— About this exercise —
Filter the entries down to the lines holding "closed", then copy those lines.

— Records to process —

******

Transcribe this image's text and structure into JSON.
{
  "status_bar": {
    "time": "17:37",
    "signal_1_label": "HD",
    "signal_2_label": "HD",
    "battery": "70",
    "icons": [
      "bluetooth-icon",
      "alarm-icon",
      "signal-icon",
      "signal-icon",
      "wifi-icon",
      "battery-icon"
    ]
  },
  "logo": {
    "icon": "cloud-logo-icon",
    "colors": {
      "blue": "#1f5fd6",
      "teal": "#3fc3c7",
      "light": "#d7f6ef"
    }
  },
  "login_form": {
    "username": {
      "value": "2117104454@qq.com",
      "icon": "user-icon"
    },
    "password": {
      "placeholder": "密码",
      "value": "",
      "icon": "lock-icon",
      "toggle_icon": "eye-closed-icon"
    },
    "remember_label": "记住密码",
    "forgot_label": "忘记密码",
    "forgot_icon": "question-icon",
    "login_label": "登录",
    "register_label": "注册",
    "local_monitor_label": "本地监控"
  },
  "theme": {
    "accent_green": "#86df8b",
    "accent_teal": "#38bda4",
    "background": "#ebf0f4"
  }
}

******

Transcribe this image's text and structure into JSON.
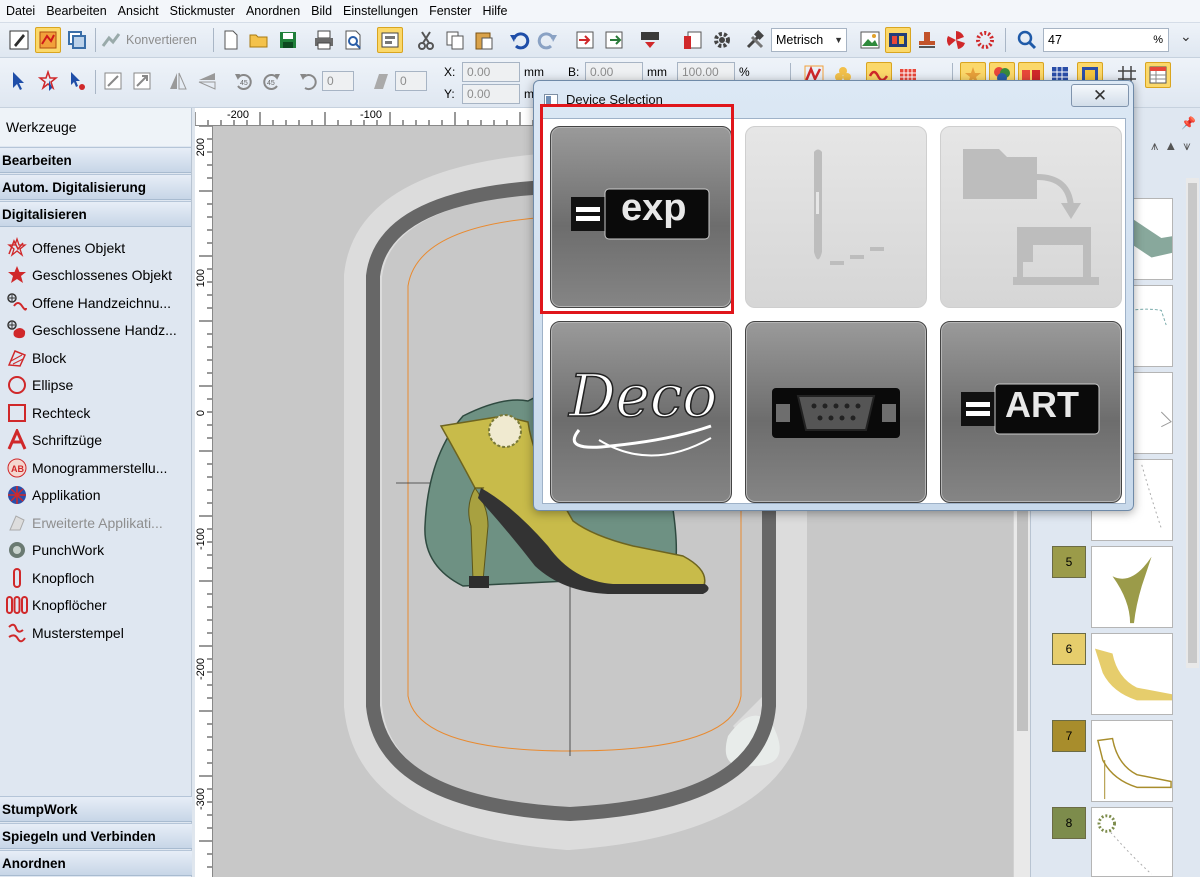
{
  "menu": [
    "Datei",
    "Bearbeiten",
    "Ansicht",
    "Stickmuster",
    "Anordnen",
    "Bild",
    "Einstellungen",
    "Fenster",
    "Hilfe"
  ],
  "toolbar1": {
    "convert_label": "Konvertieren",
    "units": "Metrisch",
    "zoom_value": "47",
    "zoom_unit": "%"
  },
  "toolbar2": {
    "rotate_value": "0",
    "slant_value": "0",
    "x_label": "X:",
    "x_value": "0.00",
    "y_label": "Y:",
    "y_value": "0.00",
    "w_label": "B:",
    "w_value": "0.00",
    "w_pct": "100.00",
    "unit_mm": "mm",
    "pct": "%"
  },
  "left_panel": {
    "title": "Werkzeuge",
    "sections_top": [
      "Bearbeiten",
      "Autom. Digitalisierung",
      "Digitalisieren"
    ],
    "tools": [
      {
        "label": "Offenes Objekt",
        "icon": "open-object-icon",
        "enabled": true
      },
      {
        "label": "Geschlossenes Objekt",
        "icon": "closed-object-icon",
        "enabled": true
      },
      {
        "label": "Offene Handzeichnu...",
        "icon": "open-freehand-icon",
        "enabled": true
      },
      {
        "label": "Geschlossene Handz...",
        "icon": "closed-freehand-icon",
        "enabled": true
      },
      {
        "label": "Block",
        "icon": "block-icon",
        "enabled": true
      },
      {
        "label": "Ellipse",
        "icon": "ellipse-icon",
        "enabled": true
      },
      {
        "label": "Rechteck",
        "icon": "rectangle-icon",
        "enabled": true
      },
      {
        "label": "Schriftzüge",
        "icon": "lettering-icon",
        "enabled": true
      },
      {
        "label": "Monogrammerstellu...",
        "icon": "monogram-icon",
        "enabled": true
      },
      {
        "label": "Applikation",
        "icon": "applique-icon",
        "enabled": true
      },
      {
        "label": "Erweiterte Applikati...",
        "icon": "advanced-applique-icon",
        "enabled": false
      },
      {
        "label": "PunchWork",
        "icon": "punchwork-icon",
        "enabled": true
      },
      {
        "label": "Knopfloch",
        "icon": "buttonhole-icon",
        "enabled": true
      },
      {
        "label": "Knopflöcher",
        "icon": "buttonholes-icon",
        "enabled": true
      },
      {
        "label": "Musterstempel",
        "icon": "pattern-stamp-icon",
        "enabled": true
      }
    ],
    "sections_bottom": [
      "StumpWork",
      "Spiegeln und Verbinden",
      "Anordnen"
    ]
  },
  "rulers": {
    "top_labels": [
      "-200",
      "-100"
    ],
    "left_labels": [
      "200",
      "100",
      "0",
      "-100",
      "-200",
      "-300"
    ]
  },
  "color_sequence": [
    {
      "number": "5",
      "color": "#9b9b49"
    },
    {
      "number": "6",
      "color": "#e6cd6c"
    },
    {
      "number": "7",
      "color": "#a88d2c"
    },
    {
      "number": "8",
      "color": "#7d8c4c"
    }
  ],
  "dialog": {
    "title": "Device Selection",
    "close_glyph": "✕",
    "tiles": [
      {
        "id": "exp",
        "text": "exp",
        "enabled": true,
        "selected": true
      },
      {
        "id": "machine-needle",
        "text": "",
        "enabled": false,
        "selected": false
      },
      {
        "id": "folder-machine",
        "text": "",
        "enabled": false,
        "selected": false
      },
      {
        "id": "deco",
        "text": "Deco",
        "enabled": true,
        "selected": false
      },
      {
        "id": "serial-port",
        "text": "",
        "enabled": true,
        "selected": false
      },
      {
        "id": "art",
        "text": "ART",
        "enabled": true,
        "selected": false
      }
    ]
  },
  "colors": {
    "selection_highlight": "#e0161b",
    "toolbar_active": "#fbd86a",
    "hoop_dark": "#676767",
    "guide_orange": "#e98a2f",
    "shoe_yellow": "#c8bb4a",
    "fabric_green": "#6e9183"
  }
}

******

— Answer section —
      "toggle_icon": "eye-closed-icon"
        "icon": "closed-object-icon",
        "icon": "closed-freehand-icon",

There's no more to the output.